[Collected data]

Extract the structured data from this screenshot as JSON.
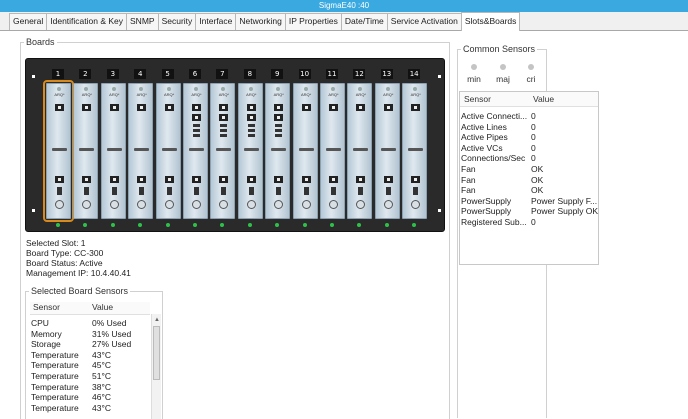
{
  "window": {
    "title": "SigmaE40 :40"
  },
  "tabs": [
    {
      "label": "General"
    },
    {
      "label": "Identification & Key"
    },
    {
      "label": "SNMP"
    },
    {
      "label": "Security"
    },
    {
      "label": "Interface"
    },
    {
      "label": "Networking"
    },
    {
      "label": "IP Properties"
    },
    {
      "label": "Date/Time"
    },
    {
      "label": "Service Activation"
    },
    {
      "label": "Slots&Boards",
      "active": true
    }
  ],
  "boards": {
    "group_title": "Boards",
    "slot_numbers": [
      "1",
      "2",
      "3",
      "4",
      "5",
      "6",
      "7",
      "8",
      "9",
      "10",
      "11",
      "12",
      "13",
      "14"
    ],
    "card_label": "ARQ*",
    "selected_slot_index": 0,
    "selection_color": "#d98a1a"
  },
  "board_info": {
    "selected_slot": "Selected Slot: 1",
    "board_type": "Board Type: CC-300",
    "board_status": "Board Status: Active",
    "management_ip": "Management IP: 10.4.40.41"
  },
  "selected_board_sensors": {
    "title": "Selected Board Sensors",
    "columns": [
      "Sensor",
      "Value"
    ],
    "rows": [
      {
        "sensor": "CPU",
        "value": "0% Used"
      },
      {
        "sensor": "Memory",
        "value": "31% Used"
      },
      {
        "sensor": "Storage",
        "value": "27% Used"
      },
      {
        "sensor": "Temperature",
        "value": "43°C"
      },
      {
        "sensor": "Temperature",
        "value": "45°C"
      },
      {
        "sensor": "Temperature",
        "value": "51°C"
      },
      {
        "sensor": "Temperature",
        "value": "38°C"
      },
      {
        "sensor": "Temperature",
        "value": "46°C"
      },
      {
        "sensor": "Temperature",
        "value": "43°C"
      }
    ]
  },
  "common_sensors": {
    "title": "Common Sensors",
    "alarms": [
      {
        "label": "min"
      },
      {
        "label": "maj"
      },
      {
        "label": "cri"
      }
    ],
    "columns": [
      "Sensor",
      "Value"
    ],
    "rows": [
      {
        "sensor": "Active Connecti...",
        "value": "0"
      },
      {
        "sensor": "Active Lines",
        "value": "0"
      },
      {
        "sensor": "Active Pipes",
        "value": "0"
      },
      {
        "sensor": "Active VCs",
        "value": "0"
      },
      {
        "sensor": "Connections/Sec",
        "value": "0"
      },
      {
        "sensor": "Fan",
        "value": "OK"
      },
      {
        "sensor": "Fan",
        "value": "OK"
      },
      {
        "sensor": "Fan",
        "value": "OK"
      },
      {
        "sensor": "PowerSupply",
        "value": "Power Supply F..."
      },
      {
        "sensor": "PowerSupply",
        "value": "Power Supply OK"
      },
      {
        "sensor": "Registered Sub...",
        "value": "0"
      }
    ]
  },
  "colors": {
    "title_bar": "#3aa9e0",
    "led": "#2cc24a",
    "chassis": "#2a2a2a"
  }
}
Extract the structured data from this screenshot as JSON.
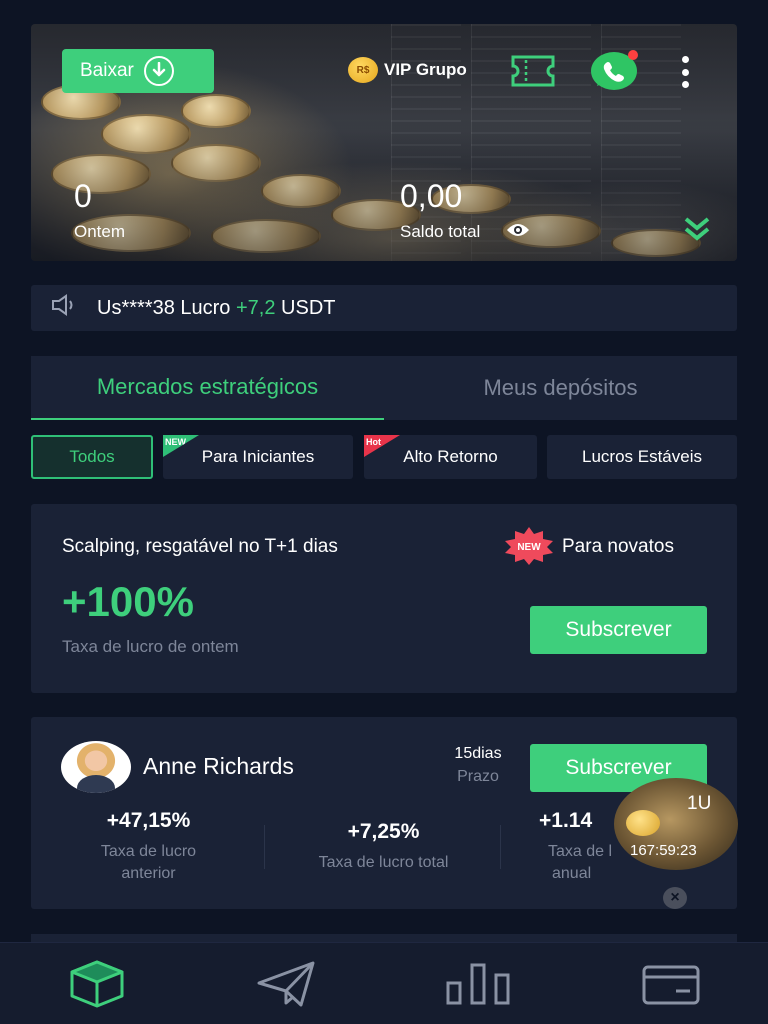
{
  "header": {
    "download_label": "Baixar",
    "vip_badge": "R$",
    "vip_label": "VIP Grupo",
    "yesterday_value": "0",
    "yesterday_label": "Ontem",
    "balance_value": "0,00",
    "balance_label": "Saldo total"
  },
  "notice": {
    "prefix": "Us****38 Lucro",
    "amount": "+7,2",
    "currency": "USDT"
  },
  "tabs": [
    {
      "label": "Mercados estratégicos",
      "active": true
    },
    {
      "label": "Meus depósitos",
      "active": false
    }
  ],
  "filters": [
    {
      "label": "Todos",
      "active": true,
      "tag": ""
    },
    {
      "label": "Para Iniciantes",
      "active": false,
      "tag": "NEW"
    },
    {
      "label": "Alto Retorno",
      "active": false,
      "tag": "Hot"
    },
    {
      "label": "Lucros Estáveis",
      "active": false,
      "tag": ""
    }
  ],
  "card1": {
    "title": "Scalping, resgatável no T+1 dias",
    "new_badge": "NEW",
    "audience": "Para novatos",
    "rate": "+100%",
    "rate_label": "Taxa de lucro de ontem",
    "subscribe_label": "Subscrever"
  },
  "card2": {
    "name": "Anne Richards",
    "days": "15dias",
    "days_label": "Prazo",
    "subscribe_label": "Subscrever",
    "metrics": [
      {
        "value": "+47,15%",
        "label_line1": "Taxa de lucro",
        "label_line2": "anterior"
      },
      {
        "value": "+7,25%",
        "label_line1": "Taxa de lucro total",
        "label_line2": ""
      },
      {
        "value": "+1.14",
        "label_line1": "Taxa de l",
        "label_line2": "anual"
      }
    ]
  },
  "floating": {
    "amount": "1U",
    "countdown": "167:59:23"
  },
  "colors": {
    "accent": "#3ecf7c",
    "background": "#0d1424",
    "card": "#1a2236",
    "muted_text": "#7e8699"
  },
  "icons": {
    "download": "download-icon",
    "ticket": "ticket-icon",
    "whatsapp": "whatsapp-icon",
    "more": "more-vertical-icon",
    "eye": "eye-icon",
    "expand": "chevron-double-down-icon",
    "speaker": "speaker-icon",
    "nav": [
      "cube-icon",
      "send-icon",
      "bar-chart-icon",
      "wallet-icon"
    ]
  }
}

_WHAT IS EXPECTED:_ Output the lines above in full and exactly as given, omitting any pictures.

_ANSWER FOR THIS EXERCISE:_
Extract the structured data from this screenshot as JSON.
{
  "window": {
    "title": "SigmaE40 :40"
  },
  "tabs": [
    {
      "label": "General"
    },
    {
      "label": "Identification & Key"
    },
    {
      "label": "SNMP"
    },
    {
      "label": "Security"
    },
    {
      "label": "Interface"
    },
    {
      "label": "Networking"
    },
    {
      "label": "IP Properties"
    },
    {
      "label": "Date/Time"
    },
    {
      "label": "Service Activation"
    },
    {
      "label": "Slots&Boards",
      "active": true
    }
  ],
  "boards": {
    "group_title": "Boards",
    "slot_numbers": [
      "1",
      "2",
      "3",
      "4",
      "5",
      "6",
      "7",
      "8",
      "9",
      "10",
      "11",
      "12",
      "13",
      "14"
    ],
    "card_label": "ARQ*",
    "selected_slot_index": 0,
    "selection_color": "#d98a1a"
  },
  "board_info": {
    "selected_slot": "Selected Slot: 1",
    "board_type": "Board Type: CC-300",
    "board_status": "Board Status: Active",
    "management_ip": "Management IP: 10.4.40.41"
  },
  "selected_board_sensors": {
    "title": "Selected Board Sensors",
    "columns": [
      "Sensor",
      "Value"
    ],
    "rows": [
      {
        "sensor": "CPU",
        "value": "0% Used"
      },
      {
        "sensor": "Memory",
        "value": "31% Used"
      },
      {
        "sensor": "Storage",
        "value": "27% Used"
      },
      {
        "sensor": "Temperature",
        "value": "43°C"
      },
      {
        "sensor": "Temperature",
        "value": "45°C"
      },
      {
        "sensor": "Temperature",
        "value": "51°C"
      },
      {
        "sensor": "Temperature",
        "value": "38°C"
      },
      {
        "sensor": "Temperature",
        "value": "46°C"
      },
      {
        "sensor": "Temperature",
        "value": "43°C"
      }
    ]
  },
  "common_sensors": {
    "title": "Common Sensors",
    "alarms": [
      {
        "label": "min"
      },
      {
        "label": "maj"
      },
      {
        "label": "cri"
      }
    ],
    "columns": [
      "Sensor",
      "Value"
    ],
    "rows": [
      {
        "sensor": "Active Connecti...",
        "value": "0"
      },
      {
        "sensor": "Active Lines",
        "value": "0"
      },
      {
        "sensor": "Active Pipes",
        "value": "0"
      },
      {
        "sensor": "Active VCs",
        "value": "0"
      },
      {
        "sensor": "Connections/Sec",
        "value": "0"
      },
      {
        "sensor": "Fan",
        "value": "OK"
      },
      {
        "sensor": "Fan",
        "value": "OK"
      },
      {
        "sensor": "Fan",
        "value": "OK"
      },
      {
        "sensor": "PowerSupply",
        "value": "Power Supply F..."
      },
      {
        "sensor": "PowerSupply",
        "value": "Power Supply OK"
      },
      {
        "sensor": "Registered Sub...",
        "value": "0"
      }
    ]
  },
  "colors": {
    "title_bar": "#3aa9e0",
    "led": "#2cc24a",
    "chassis": "#2a2a2a"
  }
}
Extract the structured data from this screenshot as JSON.
{
  "header": {
    "download_label": "Baixar",
    "vip_badge": "R$",
    "vip_label": "VIP Grupo",
    "yesterday_value": "0",
    "yesterday_label": "Ontem",
    "balance_value": "0,00",
    "balance_label": "Saldo total"
  },
  "notice": {
    "prefix": "Us****38 Lucro",
    "amount": "+7,2",
    "currency": "USDT"
  },
  "tabs": [
    {
      "label": "Mercados estratégicos",
      "active": true
    },
    {
      "label": "Meus depósitos",
      "active": false
    }
  ],
  "filters": [
    {
      "label": "Todos",
      "active": true,
      "tag": ""
    },
    {
      "label": "Para Iniciantes",
      "active": false,
      "tag": "NEW"
    },
    {
      "label": "Alto Retorno",
      "active": false,
      "tag": "Hot"
    },
    {
      "label": "Lucros Estáveis",
      "active": false,
      "tag": ""
    }
  ],
  "card1": {
    "title": "Scalping, resgatável no T+1 dias",
    "new_badge": "NEW",
    "audience": "Para novatos",
    "rate": "+100%",
    "rate_label": "Taxa de lucro de ontem",
    "subscribe_label": "Subscrever"
  },
  "card2": {
    "name": "Anne Richards",
    "days": "15dias",
    "days_label": "Prazo",
    "subscribe_label": "Subscrever",
    "metrics": [
      {
        "value": "+47,15%",
        "label_line1": "Taxa de lucro",
        "label_line2": "anterior"
      },
      {
        "value": "+7,25%",
        "label_line1": "Taxa de lucro total",
        "label_line2": ""
      },
      {
        "value": "+1.14",
        "label_line1": "Taxa de l",
        "label_line2": "anual"
      }
    ]
  },
  "floating": {
    "amount": "1U",
    "countdown": "167:59:23"
  },
  "colors": {
    "accent": "#3ecf7c",
    "background": "#0d1424",
    "card": "#1a2236",
    "muted_text": "#7e8699"
  },
  "icons": {
    "download": "download-icon",
    "ticket": "ticket-icon",
    "whatsapp": "whatsapp-icon",
    "more": "more-vertical-icon",
    "eye": "eye-icon",
    "expand": "chevron-double-down-icon",
    "speaker": "speaker-icon",
    "nav": [
      "cube-icon",
      "send-icon",
      "bar-chart-icon",
      "wallet-icon"
    ]
  }
}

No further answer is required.